**** Input for this task ****

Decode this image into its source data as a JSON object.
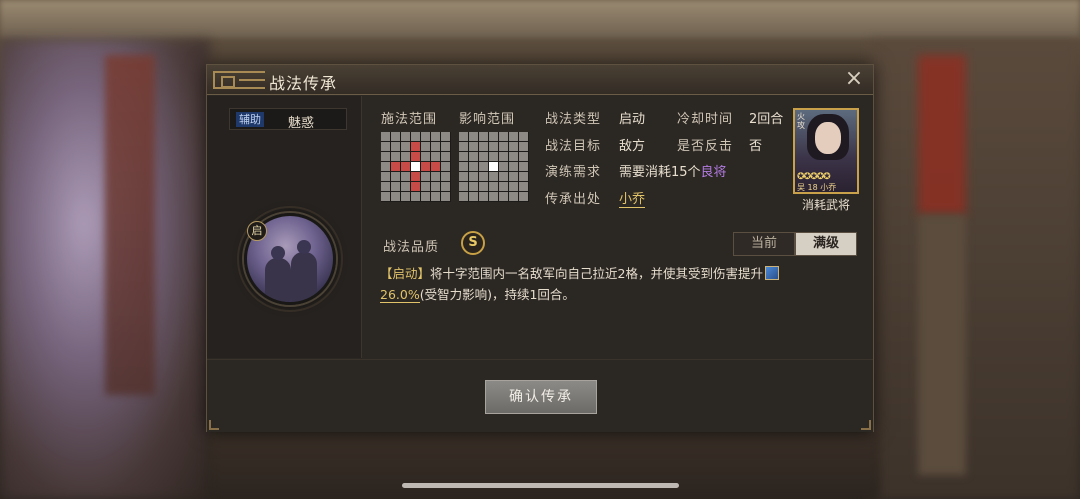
{
  "dialog": {
    "title": "战法传承",
    "close_icon": "close-icon"
  },
  "skill": {
    "type_tag": "辅助",
    "name": "魅惑",
    "badge": "启"
  },
  "ranges": {
    "cast_label": "施法范围",
    "effect_label": "影响范围"
  },
  "info": {
    "skill_type_label": "战法类型",
    "skill_type_value": "启动",
    "cooldown_label": "冷却时间",
    "cooldown_value": "2回合",
    "target_label": "战法目标",
    "target_value": "敌方",
    "counter_label": "是否反击",
    "counter_value": "否",
    "train_label": "演练需求",
    "train_prefix": "需要消耗15个",
    "train_highlight": "良将",
    "source_label": "传承出处",
    "source_value": "小乔"
  },
  "hero": {
    "corner_text": "火攻",
    "stars": "✪✪✪✪✪",
    "faction": "吴",
    "cost": "18",
    "name": "小乔",
    "caption": "消耗武将"
  },
  "quality": {
    "label": "战法品质",
    "grade": "S",
    "tab_current": "当前",
    "tab_max": "满级"
  },
  "description": {
    "keyword": "【启动】",
    "text_1": "将十字范围内一名敌军向自己拉近2格，并使其受到伤害提升",
    "value": "26.0%",
    "text_2": "(受智力影响)，持续1回合。"
  },
  "footer": {
    "confirm_label": "确认传承"
  }
}
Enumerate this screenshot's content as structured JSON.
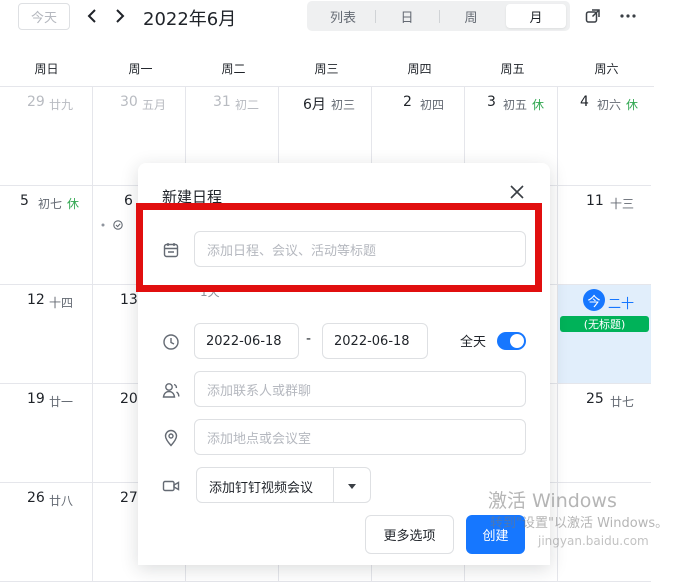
{
  "toolbar": {
    "today": "今天",
    "month_title": "2022年6月",
    "views": [
      "列表",
      "日",
      "周",
      "月"
    ],
    "active_view": "月"
  },
  "weekdays": [
    "周日",
    "周一",
    "周二",
    "周三",
    "周四",
    "周五",
    "周六"
  ],
  "weeks": [
    [
      {
        "num": "29",
        "lunar": "廿九",
        "dim": true
      },
      {
        "num": "30",
        "lunar": "五月",
        "dim": true
      },
      {
        "num": "31",
        "lunar": "初二",
        "dim": true
      },
      {
        "num": "6月",
        "lunar": "初三"
      },
      {
        "num": "2",
        "lunar": "初四"
      },
      {
        "num": "3",
        "lunar": "初五",
        "rest": "休"
      },
      {
        "num": "4",
        "lunar": "初六",
        "rest": "休"
      }
    ],
    [
      {
        "num": "5",
        "lunar": "初七",
        "rest": "休"
      },
      {
        "num": "6",
        "lunar": ""
      },
      {
        "num": "",
        "lunar": ""
      },
      {
        "num": "",
        "lunar": ""
      },
      {
        "num": "",
        "lunar": ""
      },
      {
        "num": "",
        "lunar": ""
      },
      {
        "num": "11",
        "lunar": "十三"
      }
    ],
    [
      {
        "num": "12",
        "lunar": "十四"
      },
      {
        "num": "13",
        "lunar": ""
      },
      {
        "num": "",
        "lunar": ""
      },
      {
        "num": "",
        "lunar": ""
      },
      {
        "num": "",
        "lunar": ""
      },
      {
        "num": "",
        "lunar": ""
      },
      {
        "num": "今",
        "lunar": "二十",
        "today": true,
        "event": "(无标题)"
      }
    ],
    [
      {
        "num": "19",
        "lunar": "廿一"
      },
      {
        "num": "20",
        "lunar": ""
      },
      {
        "num": "",
        "lunar": ""
      },
      {
        "num": "",
        "lunar": ""
      },
      {
        "num": "",
        "lunar": ""
      },
      {
        "num": "",
        "lunar": ""
      },
      {
        "num": "25",
        "lunar": "廿七"
      }
    ],
    [
      {
        "num": "26",
        "lunar": "廿八"
      },
      {
        "num": "27",
        "lunar": ""
      },
      {
        "num": "",
        "lunar": ""
      },
      {
        "num": "",
        "lunar": ""
      },
      {
        "num": "",
        "lunar": ""
      },
      {
        "num": "",
        "lunar": ""
      },
      {
        "num": "",
        "lunar": ""
      }
    ]
  ],
  "modal": {
    "title": "新建日程",
    "title_placeholder": "添加日程、会议、活动等标题",
    "partial_hidden_text": "1天",
    "start_date": "2022-06-18",
    "date_separator": "-",
    "end_date": "2022-06-18",
    "all_day_label": "全天",
    "all_day_on": true,
    "contacts_placeholder": "添加联系人或群聊",
    "location_placeholder": "添加地点或会议室",
    "video_meeting_label": "添加钉钉视频会议",
    "more_options": "更多选项",
    "create": "创建"
  },
  "colors": {
    "accent": "#1677ff",
    "event_green": "#00b259",
    "rest_green": "#34a853",
    "highlight_box": "#e10f0f"
  },
  "watermark": {
    "line1": "激活 Windows",
    "line2": "转到\"设置\"以激活 Windows。",
    "url": "jingyan.baidu.com"
  }
}
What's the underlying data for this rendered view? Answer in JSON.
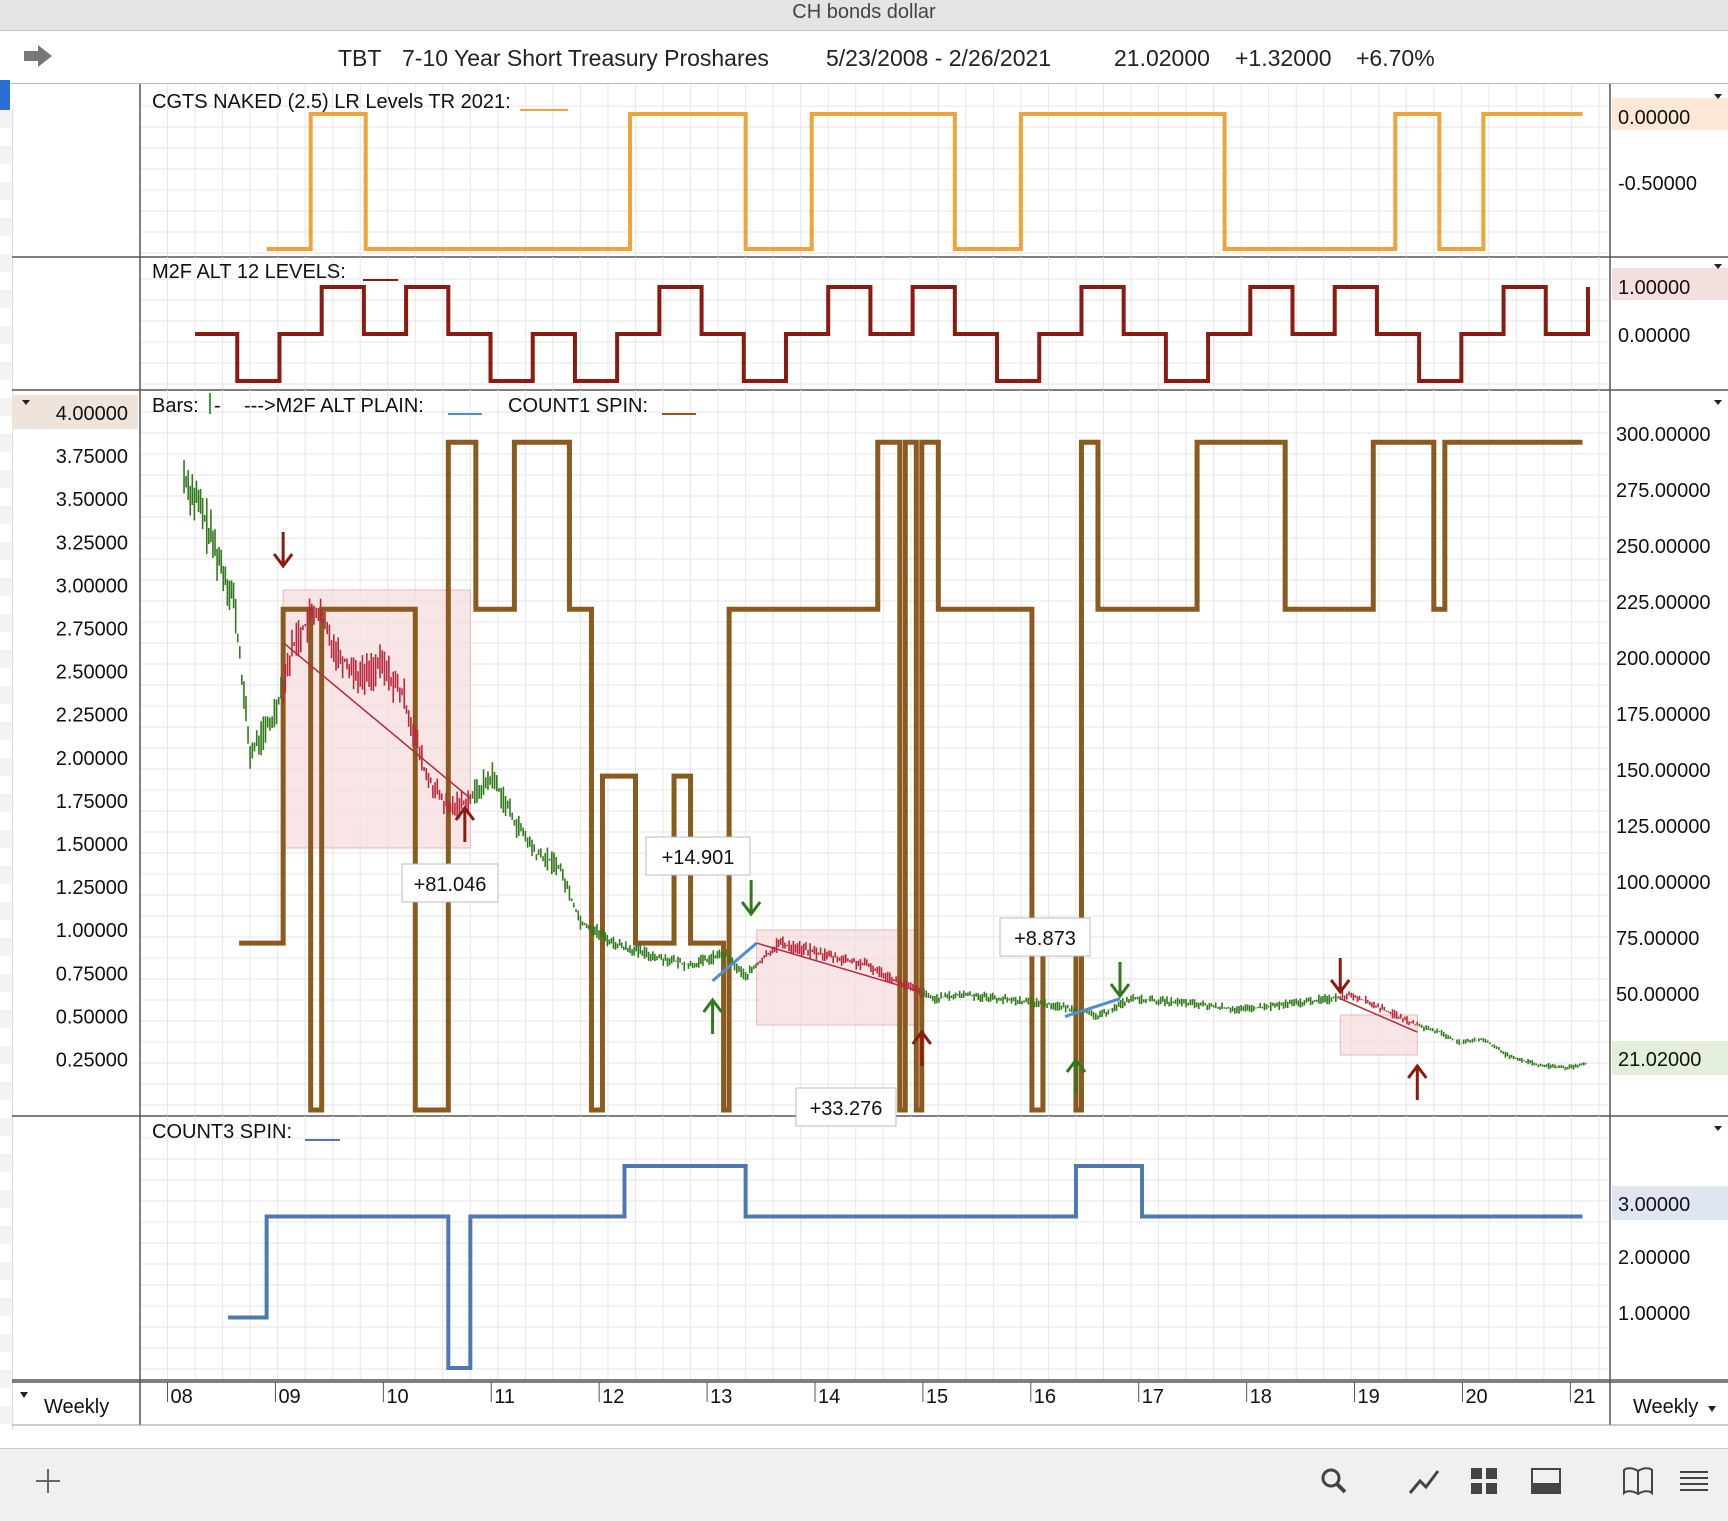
{
  "window": {
    "title": "CH bonds dollar"
  },
  "header": {
    "symbol": "TBT",
    "name": "7-10 Year Short Treasury Proshares",
    "range": "5/23/2008 - 2/26/2021",
    "last": "21.02000",
    "change": "+1.32000",
    "pct": "+6.70%"
  },
  "colors": {
    "orange": "#f0a33a",
    "darkred": "#8b1a10",
    "brown": "#8a5a1f",
    "blue": "#4f79ae",
    "green": "#2f7a1a",
    "red": "#b8283a",
    "trade_shade": "#f5dcdc"
  },
  "panels": {
    "cgts": {
      "title": "CGTS NAKED (2.5) LR Levels TR 2021:",
      "right_ticks": [
        "0.00000",
        "-0.50000"
      ],
      "highlight": "0.00000"
    },
    "m2f": {
      "title": "M2F ALT 12 LEVELS:",
      "right_ticks": [
        "1.00000",
        "0.00000"
      ],
      "highlight": "1.00000"
    },
    "main": {
      "legend_bars": "Bars:",
      "legend_bars_suffix": "-",
      "legend_m2f": "--->M2F ALT PLAIN:",
      "legend_count1": "COUNT1 SPIN:",
      "left_ticks": [
        "4.00000",
        "3.75000",
        "3.50000",
        "3.25000",
        "3.00000",
        "2.75000",
        "2.50000",
        "2.25000",
        "2.00000",
        "1.75000",
        "1.50000",
        "1.25000",
        "1.00000",
        "0.75000",
        "0.50000",
        "0.25000"
      ],
      "right_ticks": [
        "300.00000",
        "275.00000",
        "250.00000",
        "225.00000",
        "200.00000",
        "175.00000",
        "150.00000",
        "125.00000",
        "100.00000",
        "75.00000",
        "50.00000"
      ],
      "price_label": "21.02000",
      "trade_labels": [
        {
          "text": "+81.046",
          "color": "#8b1a10"
        },
        {
          "text": "+14.901",
          "color": "#2f7a1a"
        },
        {
          "text": "+33.276",
          "color": "#8b1a10"
        },
        {
          "text": "+8.873",
          "color": "#2f7a1a"
        }
      ]
    },
    "count3": {
      "title": "COUNT3 SPIN:",
      "right_ticks": [
        "3.00000",
        "2.00000",
        "1.00000"
      ],
      "highlight": "3.00000"
    }
  },
  "x_axis": {
    "labels": [
      "08",
      "09",
      "10",
      "11",
      "12",
      "13",
      "14",
      "15",
      "16",
      "17",
      "18",
      "19",
      "20",
      "21"
    ],
    "period_left": "Weekly",
    "period_right": "Weekly"
  },
  "chart_data": [
    {
      "type": "line",
      "title": "CGTS NAKED (2.5) LR Levels TR 2021:",
      "x": [
        "2009.15",
        "2009.55",
        "2009.55",
        "2010.05",
        "2010.05",
        "2012.45",
        "2012.45",
        "2013.5",
        "2013.5",
        "2014.1",
        "2014.1",
        "2015.4",
        "2015.4",
        "2016.0",
        "2016.0",
        "2017.85",
        "2017.85",
        "2019.4",
        "2019.4",
        "2019.8",
        "2019.8",
        "2020.2",
        "2020.2",
        "2021.1"
      ],
      "series": [
        {
          "values": [
            -1,
            -1,
            0,
            0,
            -1,
            -1,
            0,
            0,
            -1,
            -1,
            0,
            0,
            -1,
            -1,
            0,
            0,
            -1,
            -1,
            0,
            0,
            -1,
            -1,
            0,
            0
          ]
        }
      ],
      "ylim": [
        -1.1,
        0.1
      ]
    },
    {
      "type": "line",
      "title": "M2F ALT 12 LEVELS:",
      "note_levels": "steps between -1, 0 and 1",
      "series": [
        {
          "values": [
            0,
            -1,
            0,
            1,
            0,
            1,
            0,
            -1,
            0,
            -1,
            0,
            1,
            0,
            -1,
            0,
            1,
            0,
            1,
            0,
            -1,
            0,
            1,
            0,
            -1,
            0,
            1,
            0,
            1,
            0,
            -1,
            0,
            1,
            0,
            1
          ]
        }
      ],
      "ylim": [
        -1.2,
        1.2
      ]
    },
    {
      "type": "line",
      "title": "Bars / M2F ALT PLAIN / COUNT1 SPIN",
      "series": [
        {
          "name": "Bars",
          "y_axis": "right",
          "x": [
            "2008.4",
            "2008.55",
            "2008.7",
            "2008.85",
            "2009.0",
            "2009.2",
            "2009.4",
            "2009.6",
            "2009.8",
            "2010.0",
            "2010.2",
            "2010.4",
            "2010.6",
            "2010.8",
            "2011.0",
            "2011.2",
            "2011.4",
            "2011.6",
            "2011.8",
            "2012.0",
            "2012.3",
            "2012.6",
            "2013.0",
            "2013.3",
            "2013.5",
            "2013.8",
            "2014.2",
            "2014.6",
            "2015.0",
            "2015.2",
            "2015.5",
            "2015.8",
            "2016.2",
            "2016.5",
            "2016.7",
            "2017.0",
            "2017.5",
            "2018.0",
            "2018.5",
            "2018.8",
            "2019.0",
            "2019.3",
            "2019.6",
            "2019.8",
            "2020.0",
            "2020.2",
            "2020.4",
            "2020.7",
            "2021.0",
            "2021.15"
          ],
          "values": [
            285,
            270,
            250,
            230,
            160,
            175,
            210,
            225,
            205,
            195,
            200,
            185,
            150,
            135,
            140,
            150,
            130,
            115,
            110,
            85,
            75,
            70,
            65,
            70,
            60,
            75,
            70,
            65,
            55,
            50,
            52,
            50,
            48,
            45,
            42,
            50,
            48,
            45,
            48,
            50,
            52,
            45,
            38,
            35,
            30,
            32,
            25,
            20,
            19,
            21
          ]
        },
        {
          "name": "COUNT1 SPIN",
          "y_axis": "right",
          "note": "step lines between 0 and 300"
        }
      ],
      "ylim_left": [
        0.0,
        4.0
      ],
      "ylim_right": [
        0,
        310
      ]
    },
    {
      "type": "line",
      "title": "COUNT3 SPIN:",
      "x": [
        "2008.8",
        "2009.15",
        "2009.15",
        "2010.8",
        "2010.8",
        "2011.0",
        "2011.0",
        "2012.4",
        "2012.4",
        "2013.5",
        "2013.5",
        "2016.5",
        "2016.5",
        "2017.1",
        "2017.1",
        "2021.1"
      ],
      "series": [
        {
          "values": [
            1,
            1,
            3,
            3,
            0,
            0,
            3,
            3,
            4,
            4,
            3,
            3,
            4,
            4,
            3,
            3
          ]
        }
      ],
      "ylim": [
        0,
        4.2
      ]
    }
  ]
}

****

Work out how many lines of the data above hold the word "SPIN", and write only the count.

● **Your response**: 5